Government loosens licensing restrictions for clinicians during COVID-19 outbreak
Congress has been working on various emergency healthcare measures, including the Coronavirus Preparedness and Response Supplemental Appropriations Act (H.R. 6074), which would temporarily loosen restrictions for practicing across state lines and increase access to telemedicine. The Department of Health and Human Services (HHS) secretary has the authority to waive the originating site requirement in any emergency area identified by the Centers for Medicare and Medicaid Services (CMS) during an emergency timeframe. This means clinicians will be able to bill Medicare and Medicaid for telehealth services delivered to patients during the current pandemic. Please note this situation is evolving each day, so to see real-time updates, visit: hhs.gov and cms.gov.
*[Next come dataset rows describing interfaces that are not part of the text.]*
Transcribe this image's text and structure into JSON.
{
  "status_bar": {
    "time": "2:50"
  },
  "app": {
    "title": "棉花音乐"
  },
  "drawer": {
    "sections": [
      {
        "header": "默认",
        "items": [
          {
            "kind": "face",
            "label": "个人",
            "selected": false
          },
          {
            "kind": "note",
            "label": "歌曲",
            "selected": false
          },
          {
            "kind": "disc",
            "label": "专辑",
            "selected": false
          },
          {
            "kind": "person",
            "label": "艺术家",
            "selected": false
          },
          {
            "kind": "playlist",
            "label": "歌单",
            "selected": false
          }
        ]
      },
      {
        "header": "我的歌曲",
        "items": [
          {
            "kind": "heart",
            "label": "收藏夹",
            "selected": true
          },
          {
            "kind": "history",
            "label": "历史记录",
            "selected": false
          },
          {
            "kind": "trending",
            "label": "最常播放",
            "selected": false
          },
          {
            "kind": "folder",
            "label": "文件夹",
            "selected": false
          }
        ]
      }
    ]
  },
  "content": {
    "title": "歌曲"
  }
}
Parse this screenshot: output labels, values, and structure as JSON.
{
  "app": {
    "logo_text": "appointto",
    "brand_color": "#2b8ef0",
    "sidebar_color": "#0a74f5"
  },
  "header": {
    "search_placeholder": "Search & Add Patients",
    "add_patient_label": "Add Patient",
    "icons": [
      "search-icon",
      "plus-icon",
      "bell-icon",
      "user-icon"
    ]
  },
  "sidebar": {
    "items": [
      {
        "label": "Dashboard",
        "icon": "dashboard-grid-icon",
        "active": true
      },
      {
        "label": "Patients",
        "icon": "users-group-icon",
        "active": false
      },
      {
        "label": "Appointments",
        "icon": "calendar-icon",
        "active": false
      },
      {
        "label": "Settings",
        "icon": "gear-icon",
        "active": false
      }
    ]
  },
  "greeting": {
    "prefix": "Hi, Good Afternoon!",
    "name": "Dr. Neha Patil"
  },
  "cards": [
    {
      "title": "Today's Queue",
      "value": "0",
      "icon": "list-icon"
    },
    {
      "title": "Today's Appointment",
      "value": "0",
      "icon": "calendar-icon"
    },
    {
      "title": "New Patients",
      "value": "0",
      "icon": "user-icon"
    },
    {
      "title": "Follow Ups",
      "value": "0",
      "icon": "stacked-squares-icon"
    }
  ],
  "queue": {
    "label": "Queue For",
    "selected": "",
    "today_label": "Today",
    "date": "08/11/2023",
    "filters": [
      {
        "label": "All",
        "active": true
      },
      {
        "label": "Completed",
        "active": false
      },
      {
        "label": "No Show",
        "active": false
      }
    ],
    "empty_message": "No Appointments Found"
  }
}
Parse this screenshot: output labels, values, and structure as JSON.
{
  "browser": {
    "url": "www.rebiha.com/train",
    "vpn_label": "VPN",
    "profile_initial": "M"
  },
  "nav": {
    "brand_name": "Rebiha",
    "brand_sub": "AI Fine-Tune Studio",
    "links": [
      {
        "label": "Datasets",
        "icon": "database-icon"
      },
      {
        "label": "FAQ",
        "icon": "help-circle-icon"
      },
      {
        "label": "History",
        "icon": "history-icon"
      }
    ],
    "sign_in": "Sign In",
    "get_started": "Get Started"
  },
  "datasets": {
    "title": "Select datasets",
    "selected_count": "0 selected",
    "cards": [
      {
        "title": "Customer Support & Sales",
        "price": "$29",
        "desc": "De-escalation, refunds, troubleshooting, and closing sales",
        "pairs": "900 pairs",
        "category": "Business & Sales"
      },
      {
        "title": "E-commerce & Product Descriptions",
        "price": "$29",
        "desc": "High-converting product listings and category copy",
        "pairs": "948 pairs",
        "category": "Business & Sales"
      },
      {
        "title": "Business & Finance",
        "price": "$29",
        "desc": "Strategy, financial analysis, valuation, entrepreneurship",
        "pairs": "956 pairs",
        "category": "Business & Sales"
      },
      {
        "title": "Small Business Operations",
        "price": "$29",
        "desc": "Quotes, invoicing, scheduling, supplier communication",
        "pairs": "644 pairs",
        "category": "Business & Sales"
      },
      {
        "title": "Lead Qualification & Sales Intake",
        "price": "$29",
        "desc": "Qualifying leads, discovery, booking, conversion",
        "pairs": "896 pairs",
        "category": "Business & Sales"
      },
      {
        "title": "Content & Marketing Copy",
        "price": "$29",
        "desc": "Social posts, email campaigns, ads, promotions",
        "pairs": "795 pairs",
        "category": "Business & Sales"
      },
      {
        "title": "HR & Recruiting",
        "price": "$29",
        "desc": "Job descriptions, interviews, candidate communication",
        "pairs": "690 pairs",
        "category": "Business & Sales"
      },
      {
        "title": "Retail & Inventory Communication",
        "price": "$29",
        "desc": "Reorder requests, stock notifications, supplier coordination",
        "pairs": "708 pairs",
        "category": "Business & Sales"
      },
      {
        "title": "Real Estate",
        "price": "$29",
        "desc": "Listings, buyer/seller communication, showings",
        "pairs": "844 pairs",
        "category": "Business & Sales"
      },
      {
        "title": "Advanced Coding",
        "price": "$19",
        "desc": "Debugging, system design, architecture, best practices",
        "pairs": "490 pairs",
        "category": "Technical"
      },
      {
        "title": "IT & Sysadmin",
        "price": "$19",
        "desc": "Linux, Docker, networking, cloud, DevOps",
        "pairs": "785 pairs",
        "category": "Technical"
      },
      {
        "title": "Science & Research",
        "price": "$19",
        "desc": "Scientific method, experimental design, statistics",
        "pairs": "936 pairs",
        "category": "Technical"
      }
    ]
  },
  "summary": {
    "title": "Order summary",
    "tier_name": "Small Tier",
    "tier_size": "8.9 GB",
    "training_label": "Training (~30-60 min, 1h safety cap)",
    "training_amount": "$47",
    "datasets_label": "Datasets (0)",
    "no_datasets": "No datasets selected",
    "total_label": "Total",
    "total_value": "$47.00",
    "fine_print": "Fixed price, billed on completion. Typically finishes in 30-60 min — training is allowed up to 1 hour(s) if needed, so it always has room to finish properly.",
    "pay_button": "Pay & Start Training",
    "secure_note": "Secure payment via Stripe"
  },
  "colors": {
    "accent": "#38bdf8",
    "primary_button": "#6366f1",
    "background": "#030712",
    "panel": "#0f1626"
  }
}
For specific telehealth legislative updates, please visit The Center for Connected Health Policy (CCHPCA). This page offers informational resources regarding policy changes for telehealth services with Medicare, Medicaid and private insurers during the pandemic and you can see state actions here.
Clinicians now able to practice across many state lines
Vice President Pence stated: "HHS is issuing a regulation today that will allow all doctors and medical professionals to practice across state lines, to meet the needs of hospitals that may arise in adjoining areas," Pence said. This is currently in the works, but the Federation of State Medical Boards (FSMB) has a list of states currently allowing physicians to work in their states with other state licenses or an emergency temporary license. This list changes daily, so please keep checking back.
Nursing boards are also issuing emergency/expedited licenses. The National Council of State Boards of Nursing (NCSBN) has an updated list of states temporarily loosening nursing license restrictions.
Disclaimer: In many of these states, the expansions apply only for clinicians treating COVID-19 patients. Please check with your state medical board or the fsmb.org website for specific details about allowed services.
HIPAA law is loosened for video chat
HHS is now allowing physicians to converse with patients across various video avenues, without penalty of violating The Health Insurance Portability and Accountability Act (HIPAA) laws. Acceptable forms of video communication now include Skype, Facebook Messenger, Google Hangout and Apple FaceTime. To see the full list of approved video chat formats, visit HHS.gov.
Blanket waivers updated
To review the blanket waivers CMS has authorized for various healthcare environments (updated 3/13/20), see its recent document “COVID-19 Emergency Declaration Health Care Providers Fact Sheet.”
DEA updates prescribing authority
The Drug Enforcement Administration (DEA) has also made temporary changes to the Ryan Haight Act that loosen restrictions on prescribing controlled substances via telemedicine so long as the clinician is acting in accordance with federal and state law, the drug is prescribed for a legitimate medical purpose and the telemedicine session is conducted with an audio-visual, real-time, two-way interactive communication system. For more details, visit the DEA’s website.
Private payers also make adapting to telehealth easier for patients and providers
Many private insurers are also loosening restrictions for telehealth regulations. For example, Aetna is temporarily eliminating its co-pay on telemedicine visits so all commercial health plan patients can be diagnosed without exposing themselves in public. Blue Cross Blue Shield is waiving prior authorizations for diagnostic tests and covered services through telemedicine.
Please visit each insurer’s website to get up-to-the-date information as details are changing hourly.